First of all, I wouldn’t dare write about something called “Medicaid Makeover” if I didn’t believe it was possible to actually change and improve this very necessary program. Let’s not spend the time debating the worthiness or usefulness of the Medicaid program – it goes without saying that there is a population in our country that needs help with healthcare and there is a program designed to help them. Now it’s our job as healthcare professionals to find a way to improve and streamline that program, in every State.Impossible, you ask? He’s dreaming, you say? Well, I’ve been accused of worse. But here goes.
There are some basic changes that I believe need to be brought to the top of the healthcare food chain if we are truly going to change the Medicaid program:

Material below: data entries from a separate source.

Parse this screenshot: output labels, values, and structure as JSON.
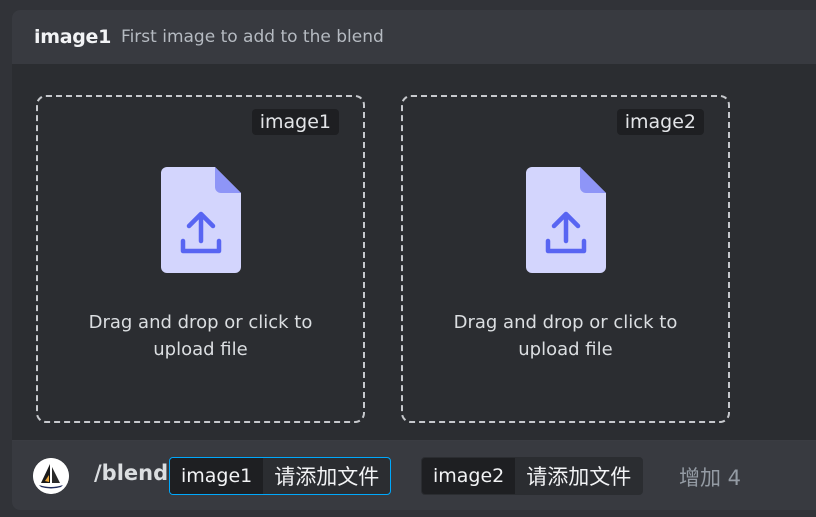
{
  "header": {
    "option_name": "image1",
    "option_description": "First image to add to the blend"
  },
  "upload_slots": [
    {
      "tag": "image1",
      "hint_line1": "Drag and drop or click to",
      "hint_line2": "upload file",
      "icon": "file-upload-icon"
    },
    {
      "tag": "image2",
      "hint_line1": "Drag and drop or click to",
      "hint_line2": "upload file",
      "icon": "file-upload-icon"
    }
  ],
  "command_bar": {
    "bot_avatar": "midjourney-sailboat-logo",
    "command": "/blend",
    "options": [
      {
        "name": "image1",
        "value": "请添加文件",
        "active": true
      },
      {
        "name": "image2",
        "value": "请添加文件",
        "active": false
      }
    ],
    "more_label": "增加 4"
  },
  "colors": {
    "accent_focus": "#00a8fc",
    "file_icon_body": "#c9cbff",
    "file_icon_arrow": "#5865f2"
  }
}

1. Every Medicaid program needs a qualified and efficient “Care Coordination Team” who functions 24X7 and acts to both (1) triage the patients when they get sick and (2) manage the population “Prospectively” using up to the minute, real time predictive and historical data. This team functions to remove the physician from the burden of the “management” of the patient’s care and instead uses the physician efficiently to provide the right level of care. One of the problems in Medicaid today is that the patients are often left “rudderless” – physicians simply do not have the time nor capacity to manage this population and in other cases the care teams do not have the right information with which to do their jobs efficiently. Access to data, both prospective and retrospective, is critical for these care teams if they are to truly intervene and prevent the onset of disease. The Care Coordination Teams and the physicians acting as a team, can and will make the right decisions for the patient, but neither can do it by themselves. It must be done as a well-coordinated team of caregivers. The underlying premise is that every State needs a fully-functioning and well-equipped Care Coordination Team dedicated to this population and engaged with the physicians. The team needs to be comprised of (1) Care Coordinators, (2) Health Coaches and (3) Case Managers.

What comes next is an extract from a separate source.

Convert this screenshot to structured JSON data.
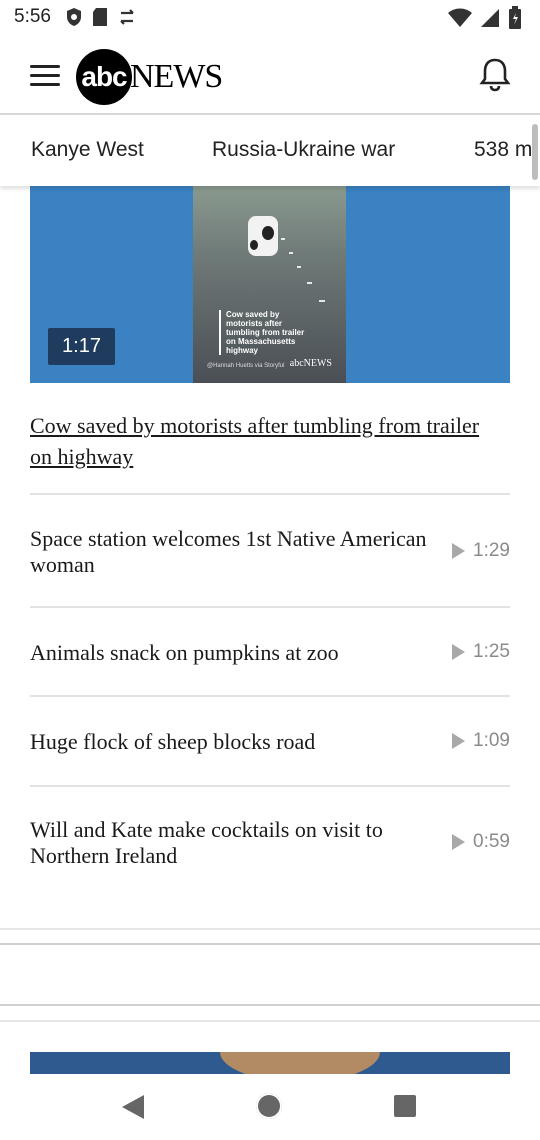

2. The Care Coordination Team needs Mental Health counselors and therapists on staff – or at least rapid access to these specialists. So many of the issues in the Medicaid population are related to Mental Health that without properly trained counselors and therapists, many of the problems with the patients become compounded and are promoted to more serious issues. The Mental Health counselors and therapists need to be trained on not only depression but also bi-polar disorder, PTSD, anxiety and drug dependence at a minimum.

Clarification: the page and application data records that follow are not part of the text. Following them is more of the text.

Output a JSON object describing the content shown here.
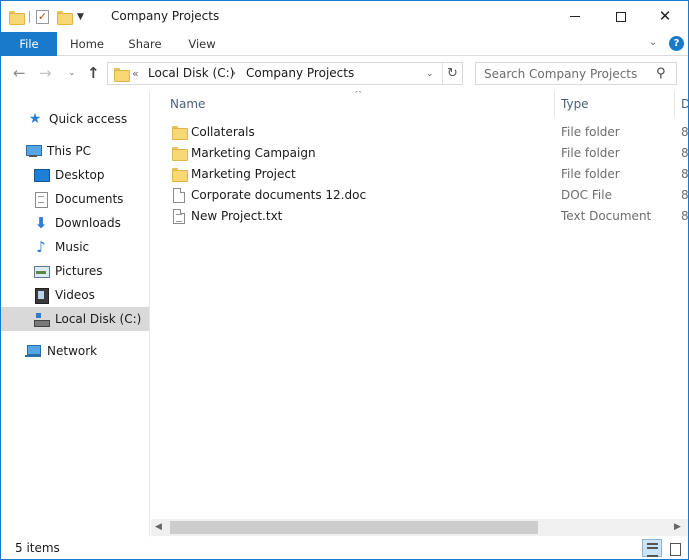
{
  "window": {
    "title": "Company Projects"
  },
  "ribbon": {
    "tabs": [
      {
        "label": "File"
      },
      {
        "label": "Home"
      },
      {
        "label": "Share"
      },
      {
        "label": "View"
      }
    ]
  },
  "navigation": {
    "address": {
      "overflow": "«",
      "parts": [
        "Local Disk (C:)",
        "Company Projects"
      ]
    },
    "search": {
      "placeholder": "Search Company Projects"
    }
  },
  "sidebar": {
    "items": [
      {
        "label": "Quick access",
        "icon": "quick-access-star-icon"
      },
      {
        "label": "This PC",
        "icon": "computer-icon"
      },
      {
        "label": "Desktop",
        "icon": "desktop-icon"
      },
      {
        "label": "Documents",
        "icon": "documents-icon"
      },
      {
        "label": "Downloads",
        "icon": "downloads-arrow-icon"
      },
      {
        "label": "Music",
        "icon": "music-note-icon"
      },
      {
        "label": "Pictures",
        "icon": "pictures-icon"
      },
      {
        "label": "Videos",
        "icon": "videos-film-icon"
      },
      {
        "label": "Local Disk (C:)",
        "icon": "local-disk-icon",
        "selected": true
      },
      {
        "label": "Network",
        "icon": "network-icon"
      }
    ]
  },
  "columns": {
    "name": "Name",
    "type": "Type",
    "date": "D"
  },
  "files": [
    {
      "name": "Collaterals",
      "type": "File folder",
      "date": "8,",
      "icon": "folder-icon"
    },
    {
      "name": "Marketing Campaign",
      "type": "File folder",
      "date": "8,",
      "icon": "folder-icon"
    },
    {
      "name": "Marketing Project",
      "type": "File folder",
      "date": "8,",
      "icon": "folder-icon"
    },
    {
      "name": "Corporate documents 12.doc",
      "type": "DOC File",
      "date": "8,",
      "icon": "doc-file-icon"
    },
    {
      "name": "New Project.txt",
      "type": "Text Document",
      "date": "8,",
      "icon": "text-file-icon"
    }
  ],
  "status": {
    "item_count": "5 items"
  },
  "colors": {
    "accent": "#1979ca",
    "selected": "#d9d9d9",
    "folder": "#f8d775"
  }
}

3. Medicaid programs need to staff and provide for their own hospital-based care units, or “Outpatient Care Units (OCUs).” Too much of the Medicaid population habitually uses the hospital as their primary care provider. This creates an enormous cost overrun for the States because the hospitals can’t ethically turn these patients away and the resulting cost of care is often 500% or more higher than it would have been at a primary care unit. Instead, under this program, the Medicaid patients who appear at the hospital for non-traumatic encounters would be brought to an OCU triage office located in the hospital and staffed by a qualified medical team who is present 24X7. The OCU triage unit would make the determination of the necessity of care and if found that the patient could be treated at an OCU more effectively and timely, the unit would transport (in a well-equipped van) the patient to the OCU. This change alone, if implemented, would help reduce the State’s Medicaid budgets significantly.
4. All Medicaid patients need to be screened for a number of clinical risk factors yearly. This data creates the predictive information that can be used “Prospectively” by the Care Coordination Teams to manage the population and prevent the onset of chronic illnesses. Appropriate preventive counseling and care should come out of the team’s approach to managing the patient with the goal of preventing the onset of diabetes, COPD, heart disease and other debilitating factors. The hand off from wellness screening is preventive care and counseling. To the extent that the patients will participate, States need to offer unlimited and free counseling sessions for weight loss, smoking cessation, pregnancy counseling and other services that are ultimately designed to help the patient manage him or herself. Obviously not every patient will comply with this kind of preventive care approach but if any segment embraces it that will lead to cost savings and further reinforce the effectiveness of such a program.
5. The wellness screening data needs to include socioeconomic factors. We partner with a company who specializes in the data capture and management of socioeconomic data from the Medicaid population. That company is called “Healthify” (web: www.healthify.us, Twitter: @healthify) and they have achieved a high degree of success with some major urban clients to deploy their specialized intake system. The underlying support for such a program is that it is inherently obvious that if a patient is not getting food at home or is suffering abuse, their healthcare issues will be materially affected in so many ways. It is important (read: imperative) that Care Coordination Teams tasked with managing this population be given the entire set of data, both clinical and socioeconomic, to support their decision making process. WellTrackONE and Healthify are partnering together to create a “superset” of data intake questions that will be used in the wellness screening programs of the Medicaid population. Taken together, the results will be a significant amount of “Prospective” data that can be used by the Care Coordination Teams to efficiently manage the patient.
No single person or organization can change Medicaid in total overnight. It does require a change of methodology, however. The 5-step action items described above are a first layer in transforming Medicaid but not inclusive of all of the changes needed. However, progress is measured incrementally, and we believe the 5-steps listed above are the key starting points needed to provide a “Medicaid Makeover.”
WellTrackONE and Healthify will be proposing a demonstration project to a number of State HHS agencies as well as some well-respected MCOs to show how an implementation of our 5-step process can and will lead to a cost reduction and quality improvement in the Medicaid population.
1. Care Coordination in Medicaid (http://ideas.repec.org/p/mpr/mprres/2698.html)
2. Care Coordination and cost savings in Medicaid (http://content.healthaffairs.org/content/30/3/426.extract)
2. High substance abuse and mental health issues in Medicaid (http://www.chcs.org/usr_doc/RTC_Evaluation_Technical_Report_Final_3_15_12a.pdf)